The sophomore edition of Art Stage Singapore has closed its doors, leaving room to reflect on its place within the global art scene and its significance locally.
On the whole, Art Stage ’12 seemed like a tighter, more meditative affair, sans the shock imagery that dominated discussions about last year’s fair (with the naked Indian artist, T. Venkanna, and images of a pregnant Hitler by Ronald Manullang, among others). And while this year’s event had its fair share of pedigree names, gone are the headline grabbing art stars – David LaChapelle, Takashi Murakami, Ai Weiwei – who stole much of the spotlight.
Also settled is the question of which regional art fair would be the first to stake claim on the title as the “Art Basel of Asia”, with the acquisition of Hong Kong International Art Fair by the owners of Art Basel, MCH Swiss Exhibition Group, in May last year. This opens up space for Art Stage to forge its own identity and solidify its brand as a regional platform for Asian galleries.
This year, the organisers of Art Stage have stayed true to their original intentions “to be a real partner of the region’s art scenes, to support and protect the interests of the Asian galleries” (from Lorenzo Rudolf’s foreword in the catalogue of the Art Stage’s inaugural fair); 106 out of the 133 galleries represented this year were based or had branches in Asia, comparable to 99 out of the 123 galleries at last year’s event.
The predominant focus on Asia was reflected in the selection of works at the fair. One of the more evocative installations was Bose Krishnamachari’s “Ghost/Transmemoir”, featuring over a 100 used tiffin containers, each with its own LCD screen screening interviews with a diverse cross-section of Bombay society. While it brought a very immediate and local sensibility, the installation touched on broader geopolitical issues of global and internal migration and urbanization.

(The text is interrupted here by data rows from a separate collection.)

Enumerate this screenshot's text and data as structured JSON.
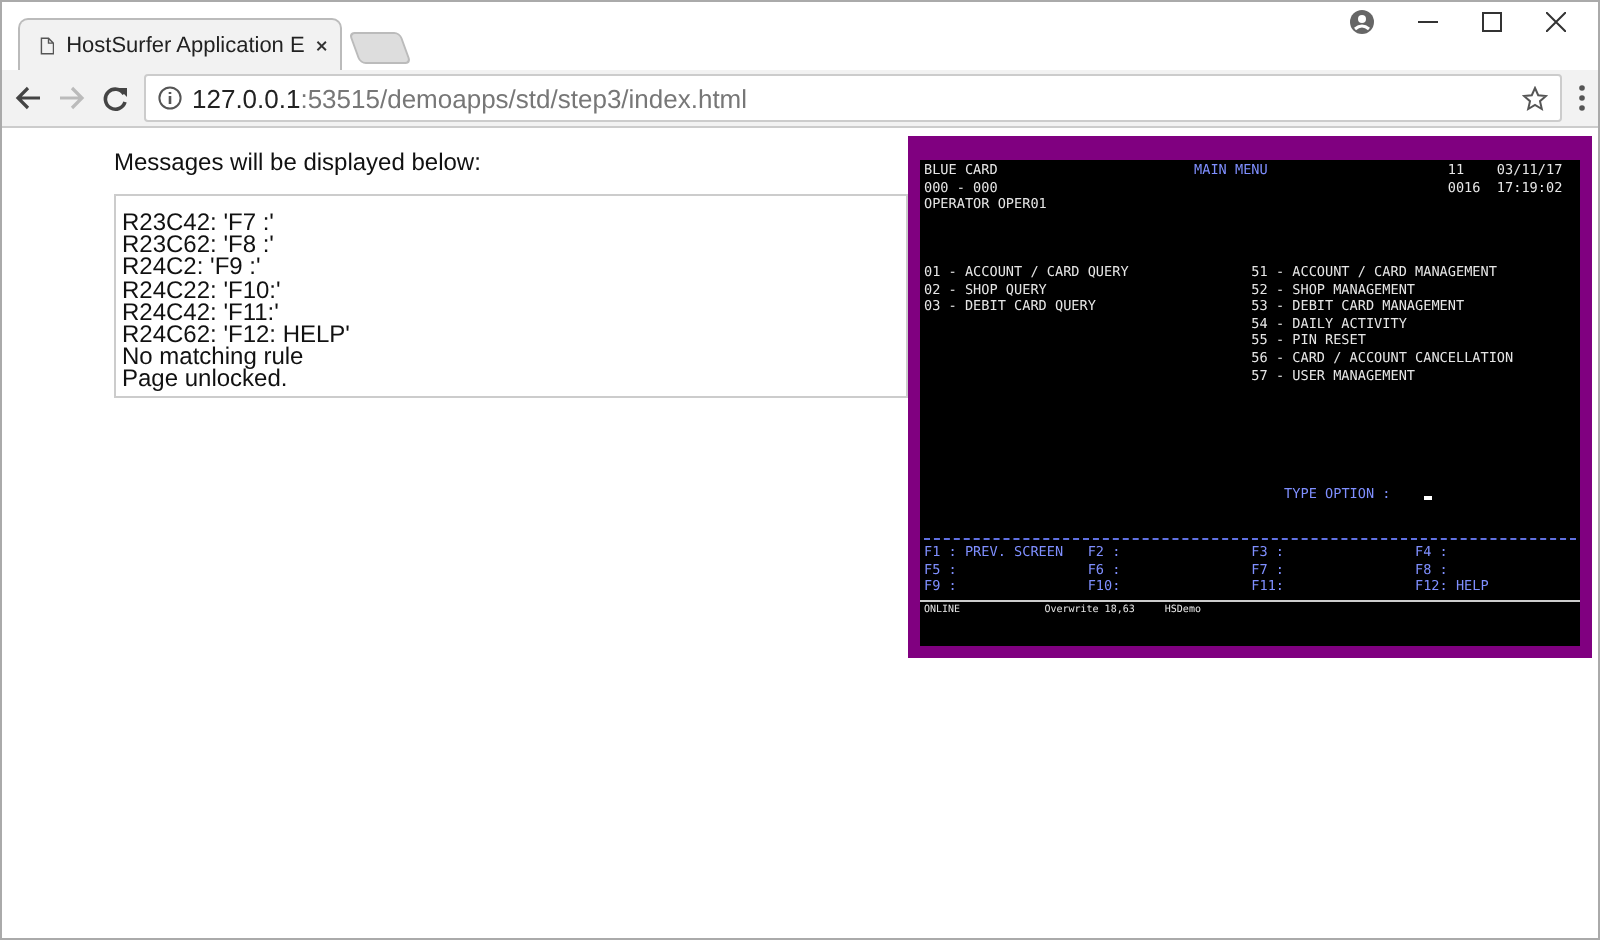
{
  "browser": {
    "tabs": [
      {
        "title": "HostSurfer Application E",
        "selected": true
      }
    ],
    "address": {
      "host": "127.0.0.1",
      "path": ":53515/demoapps/std/step3/index.html"
    }
  },
  "messages": {
    "label": "Messages will be displayed below:",
    "lines": [
      "R23C42: 'F7 :'",
      "R23C62: 'F8 :'",
      "R24C2: 'F9 :'",
      "R24C22: 'F10:'",
      "R24C42: 'F11:'",
      "R24C62: 'F12: HELP'",
      "No matching rule",
      "Page unlocked."
    ]
  },
  "terminal": {
    "header_left": [
      "BLUE CARD",
      "000 - 000",
      "OPERATOR OPER01"
    ],
    "title": "MAIN MENU",
    "header_right": [
      "11    03/11/17",
      "0016  17:19:02"
    ],
    "menu_left": [
      "01 - ACCOUNT / CARD QUERY",
      "02 - SHOP QUERY",
      "03 - DEBIT CARD QUERY"
    ],
    "menu_right": [
      "51 - ACCOUNT / CARD MANAGEMENT",
      "52 - SHOP MANAGEMENT",
      "53 - DEBIT CARD MANAGEMENT",
      "54 - DAILY ACTIVITY",
      "55 - PIN RESET",
      "56 - CARD / ACCOUNT CANCELLATION",
      "57 - USER MANAGEMENT"
    ],
    "prompt": "TYPE OPTION :",
    "function_keys": [
      "F1 : PREV. SCREEN",
      "F2 :",
      "F3 :",
      "F4 :",
      "F5 :",
      "F6 :",
      "F7 :",
      "F8 :",
      "F9 :",
      "F10:",
      "F11:",
      "F12: HELP"
    ],
    "status": [
      "ONLINE",
      "Overwrite 18,63",
      "HSDemo"
    ]
  }
}
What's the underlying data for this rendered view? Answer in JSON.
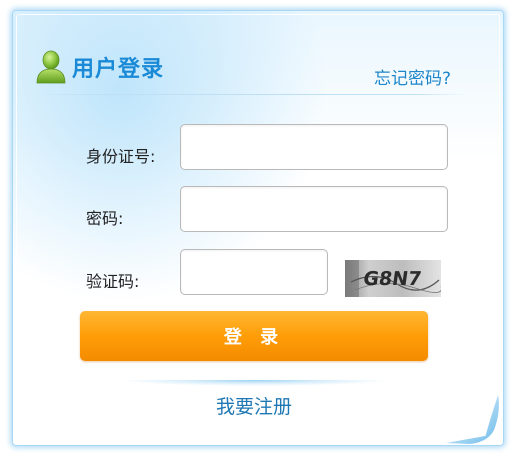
{
  "header": {
    "title": "用户登录",
    "forgot_password": "忘记密码?"
  },
  "form": {
    "id_label": "身份证号:",
    "id_value": "",
    "id_placeholder": "",
    "password_label": "密码:",
    "password_value": "",
    "password_placeholder": "",
    "captcha_label": "验证码:",
    "captcha_value": "",
    "captcha_placeholder": "",
    "captcha_image_text": "G8N7"
  },
  "actions": {
    "login_label": "登 录",
    "register_label": "我要注册"
  },
  "colors": {
    "accent_blue": "#1a8ad7",
    "link_blue": "#1e86c9",
    "button_orange": "#ff9d08",
    "card_border": "#a9d8f5"
  },
  "icons": {
    "header_icon": "user-icon",
    "captcha": "captcha-image"
  }
}
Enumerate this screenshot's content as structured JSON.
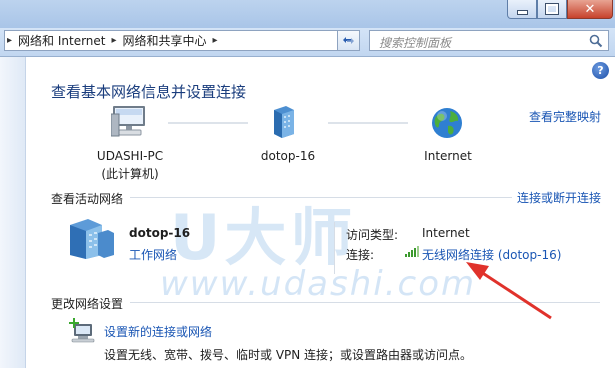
{
  "address_bar": {
    "crumbs": [
      "网络和 Internet",
      "网络和共享中心"
    ]
  },
  "search": {
    "placeholder": "搜索控制面板"
  },
  "help_label": "?",
  "page_title": "查看基本网络信息并设置连接",
  "view_full_map": "查看完整映射",
  "network_map": {
    "computer": {
      "name": "UDASHI-PC",
      "sub": "(此计算机)"
    },
    "network": {
      "name": "dotop-16"
    },
    "internet": {
      "name": "Internet"
    }
  },
  "active_networks": {
    "heading": "查看活动网络",
    "connect_link": "连接或断开连接",
    "network_name": "dotop-16",
    "network_type": "工作网络",
    "access_type_label": "访问类型:",
    "access_type_value": "Internet",
    "connections_label": "连接:",
    "connection_value": "无线网络连接 (dotop-16)"
  },
  "change_settings": {
    "heading": "更改网络设置",
    "task_link": "设置新的连接或网络",
    "task_desc": "设置无线、宽带、拨号、临时或 VPN 连接；或设置路由器或访问点。"
  },
  "watermark": {
    "brand": "U大师",
    "url": "www.udashi.com"
  },
  "colors": {
    "link": "#1a56b4",
    "title": "#1a3d7d",
    "arrow": "#e0322b"
  }
}
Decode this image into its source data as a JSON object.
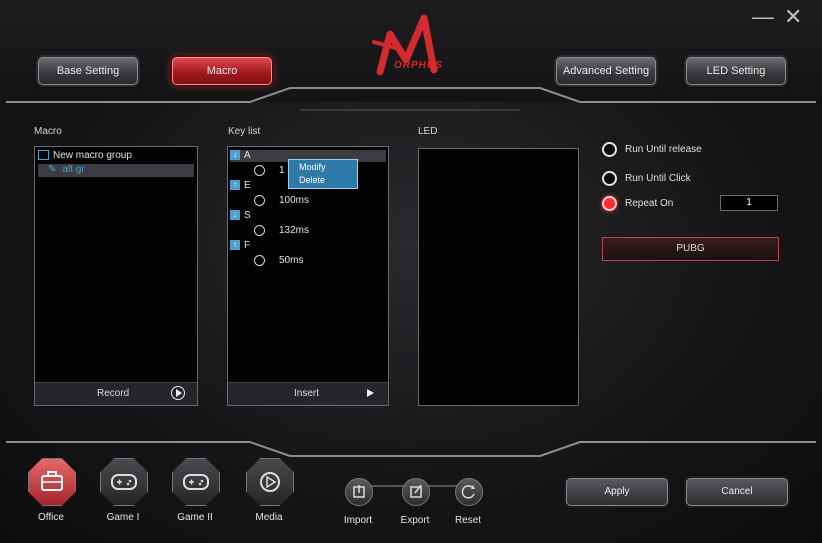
{
  "window": {
    "minimize_glyph": "—",
    "close_glyph": "✕"
  },
  "logo": {
    "text": "ORPHUS",
    "icon": "m-logo-icon"
  },
  "header_tabs": [
    {
      "label": "Base Setting",
      "active": false
    },
    {
      "label": "Macro",
      "active": true
    },
    {
      "label": "Advanced Setting",
      "active": false
    },
    {
      "label": "LED Setting",
      "active": false
    }
  ],
  "macro_panel": {
    "label": "Macro",
    "group_name": "New macro group",
    "selected_item": "alt gr",
    "footer_label": "Record",
    "footer_icon": "play-circle-icon"
  },
  "keylist_panel": {
    "label": "Key list",
    "rows": [
      {
        "kind": "key",
        "dir": "down",
        "text": "A"
      },
      {
        "kind": "delay",
        "text": "1"
      },
      {
        "kind": "key",
        "dir": "up",
        "text": "E"
      },
      {
        "kind": "delay",
        "text": "100ms"
      },
      {
        "kind": "key",
        "dir": "down",
        "text": "S"
      },
      {
        "kind": "delay",
        "text": "132ms"
      },
      {
        "kind": "key",
        "dir": "up",
        "text": "F"
      },
      {
        "kind": "delay",
        "text": "50ms"
      }
    ],
    "context_menu": [
      "Modify",
      "Delete"
    ],
    "footer_label": "Insert",
    "footer_icon": "play-arrow-icon"
  },
  "led_panel": {
    "label": "LED"
  },
  "options": {
    "run_until_release": "Run Until release",
    "run_until_click": "Run Until Click",
    "repeat_on": "Repeat On",
    "repeat_count": "1",
    "selected": "repeat_on",
    "profile_button": "PUBG"
  },
  "profiles": [
    {
      "label": "Office",
      "icon": "briefcase-icon",
      "active": true
    },
    {
      "label": "Game I",
      "icon": "gamepad-icon",
      "active": false
    },
    {
      "label": "Game II",
      "icon": "gamepad-icon",
      "active": false
    },
    {
      "label": "Media",
      "icon": "media-play-icon",
      "active": false
    }
  ],
  "file_actions": [
    {
      "label": "Import",
      "icon": "import-icon"
    },
    {
      "label": "Export",
      "icon": "export-icon"
    },
    {
      "label": "Reset",
      "icon": "reset-icon"
    }
  ],
  "footer_buttons": {
    "apply": "Apply",
    "cancel": "Cancel"
  },
  "colors": {
    "accent": "#d52b30",
    "selection": "#4aa1cf",
    "panel_bg": "#020203"
  }
}
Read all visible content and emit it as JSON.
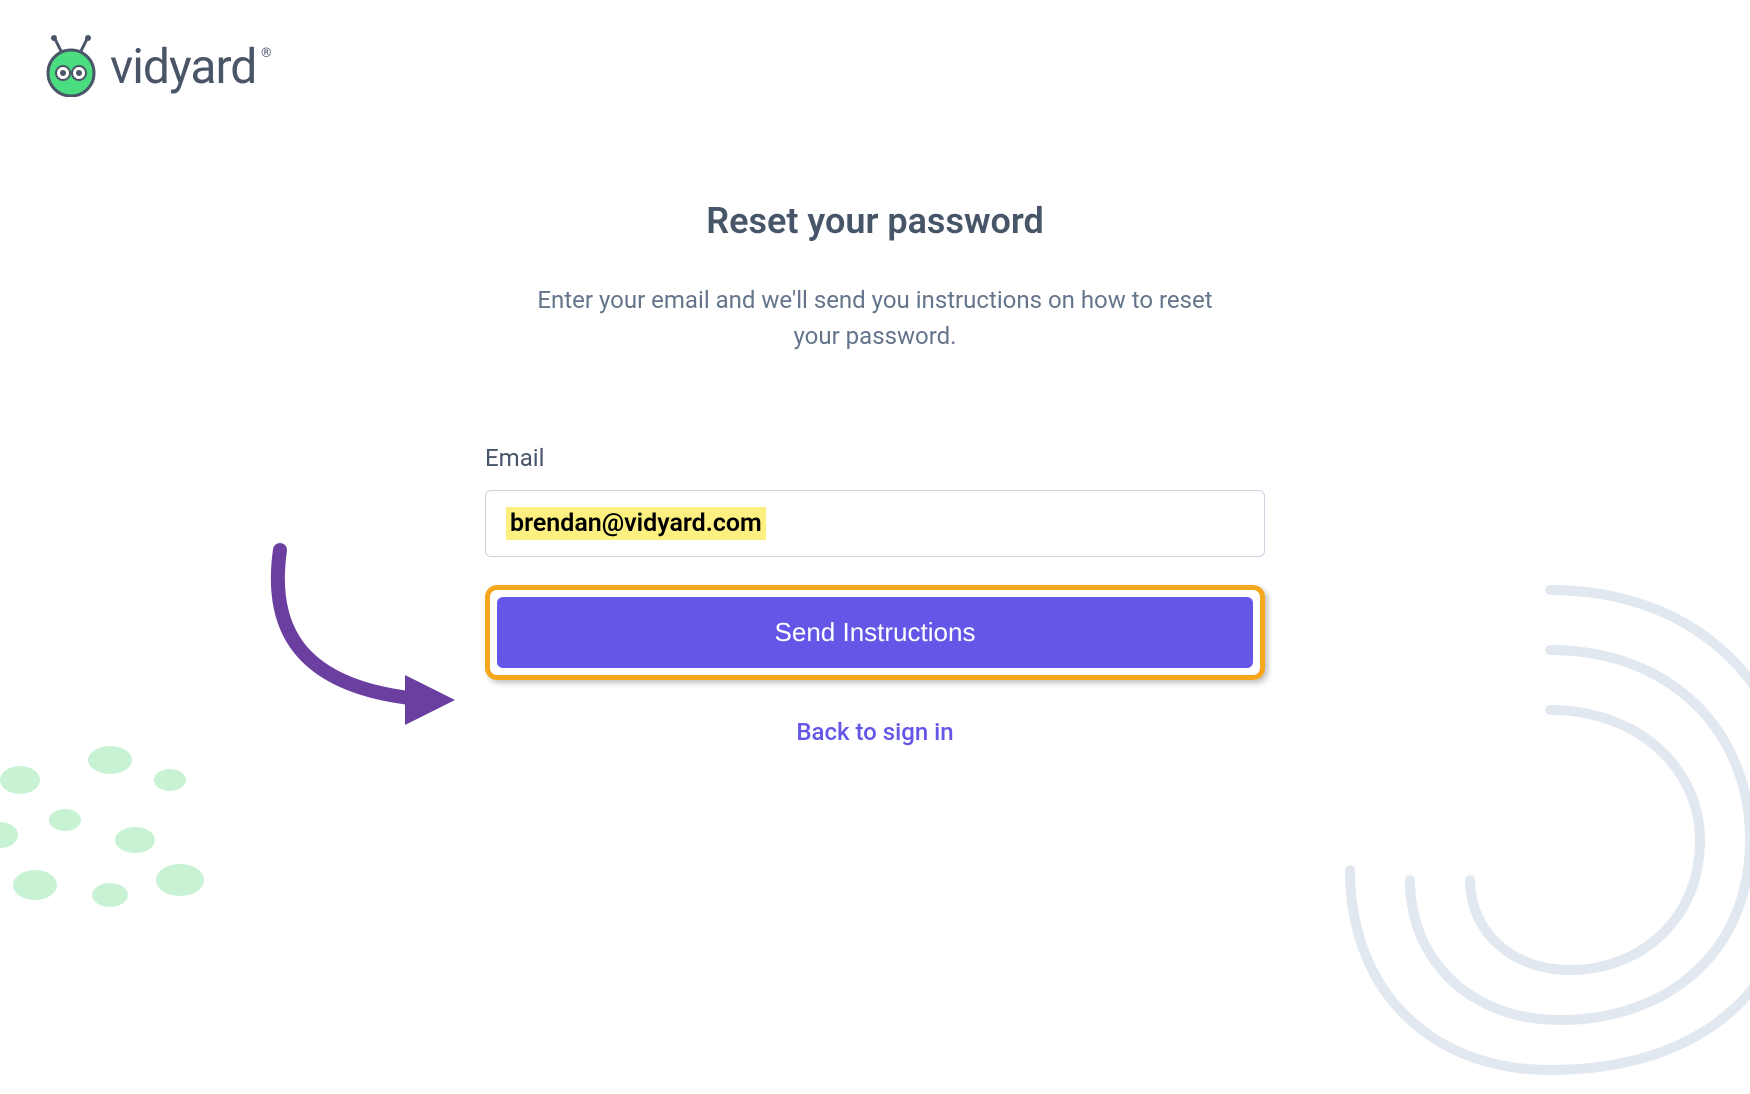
{
  "brand": {
    "name": "vidyard"
  },
  "page": {
    "title": "Reset your password",
    "subtitle": "Enter your email and we'll send you instructions on how to reset your password."
  },
  "form": {
    "email_label": "Email",
    "email_value": "brendan@vidyard.com",
    "submit_label": "Send Instructions",
    "back_link_label": "Back to sign in"
  },
  "colors": {
    "brand_green": "#4ade80",
    "brand_text": "#4a5568",
    "primary_button": "#6457e8",
    "highlight_border": "#f6a71c",
    "text_highlight": "#fcf080",
    "arrow": "#6b3fa0"
  }
}
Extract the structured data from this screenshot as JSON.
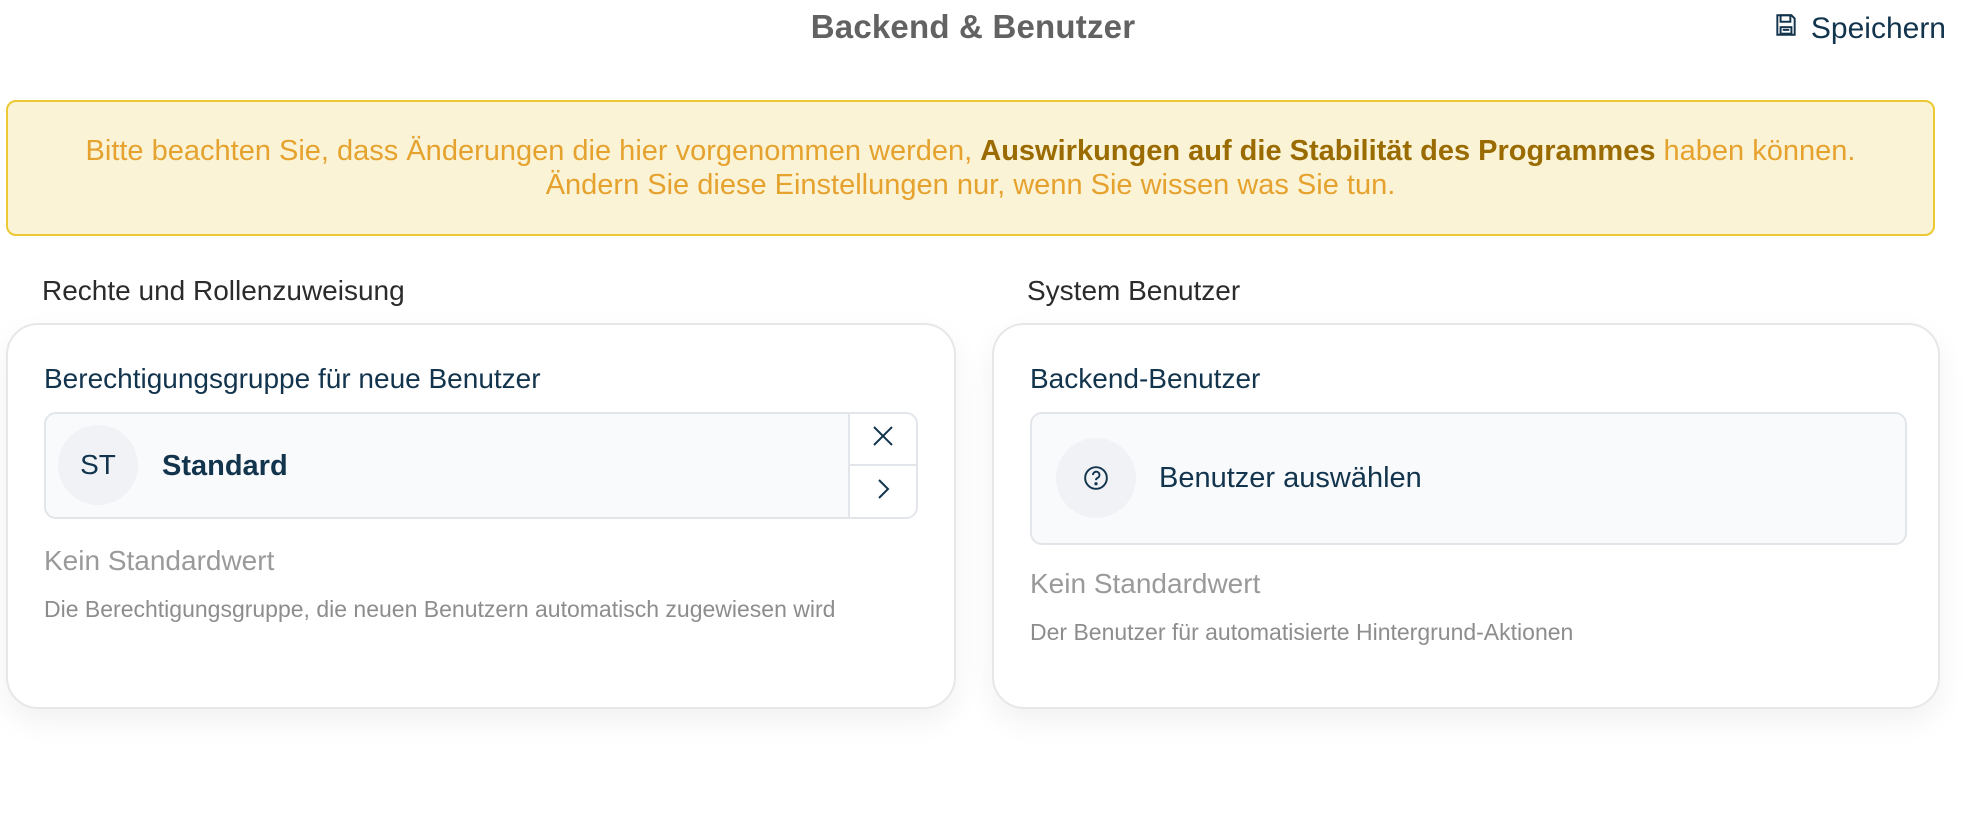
{
  "header": {
    "title": "Backend & Benutzer",
    "save_label": "Speichern"
  },
  "warning": {
    "text_before": "Bitte beachten Sie, dass Änderungen die hier vorgenommen werden, ",
    "text_bold": "Auswirkungen auf die Stabilität des Programmes",
    "text_after": " haben können.",
    "line2": "Ändern Sie diese Einstellungen nur, wenn Sie wissen was Sie tun."
  },
  "left_section": {
    "heading": "Rechte und Rollenzuweisung",
    "field_label": "Berechtigungsgruppe für neue Benutzer",
    "avatar_initials": "ST",
    "selected_value": "Standard",
    "default_value": "Kein Standardwert",
    "hint": "Die Berechtigungsgruppe, die neuen Benutzern automatisch zugewiesen wird"
  },
  "right_section": {
    "heading": "System Benutzer",
    "field_label": "Backend-Benutzer",
    "placeholder": "Benutzer auswählen",
    "default_value": "Kein Standardwert",
    "hint": "Der Benutzer für automatisierte Hintergrund-Aktionen"
  },
  "icons": {
    "save": "floppy-disk-icon",
    "clear": "close-icon",
    "open": "chevron-right-icon",
    "unknown_user": "question-circle-icon"
  },
  "colors": {
    "warning_bg": "#fbf3d6",
    "warning_border": "#ecc832",
    "warning_text": "#e6a22e",
    "warning_bold": "#9a6b00",
    "accent_text": "#12344d"
  }
}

Similar themes were echoed in Chen Zhen’s Daily Incantations, highlighting the cacophony of the collective in its juxtaposition of neatly arranged Chinese chamber pots with a pile of modern televisions, radios and other electrical devices. These two installations addressed the societal concerns of developing economies on a very human scale, using readily identifiable everyday objects, and contextualizing local experiences within larger regional and global shifts in technology and industry.
Without a particularly deep local art market in Singapore, it may be inevitable for Art Stage to position itself as a regional hub, encapsulated by the tagline “We Are Asia.” The event could easily be contrasted with other fairs bearing a more local slant, such as the now-defunct Art Singapore which had twice the number of Singaporean exhibitors, SH Contemporary (Shanghai) where two-thirds of its participants were based in China, and Art Fair Tokyo which is represented mostly by Japanese galleries.
Even so, the 13-strong delegation of Singapore galleries at Art Stage (1 less than last year) pulled no punches, with Vue Privee presenting “World Hug Day” by the Gao Brothers (China) and Yavuz Fine Art commissioning “We Are Asia!” by Navin Rawanchaikul (Thailand). If art fairs are a platform for galleries to make a statement of who they are, then the major players on Singapore’s gallery scene have clear made their intentions to plug into markets and cultural discussions that extend far beyond our local shores.
The extent to which collectors view Singapore as a major destination on the global art-fair circuit still remains to be determined with time. For now, Art Stage provides a welcome platform for Singapore galleries and a selected few local artists to truly connect with global art trends and compete commercially on an international level.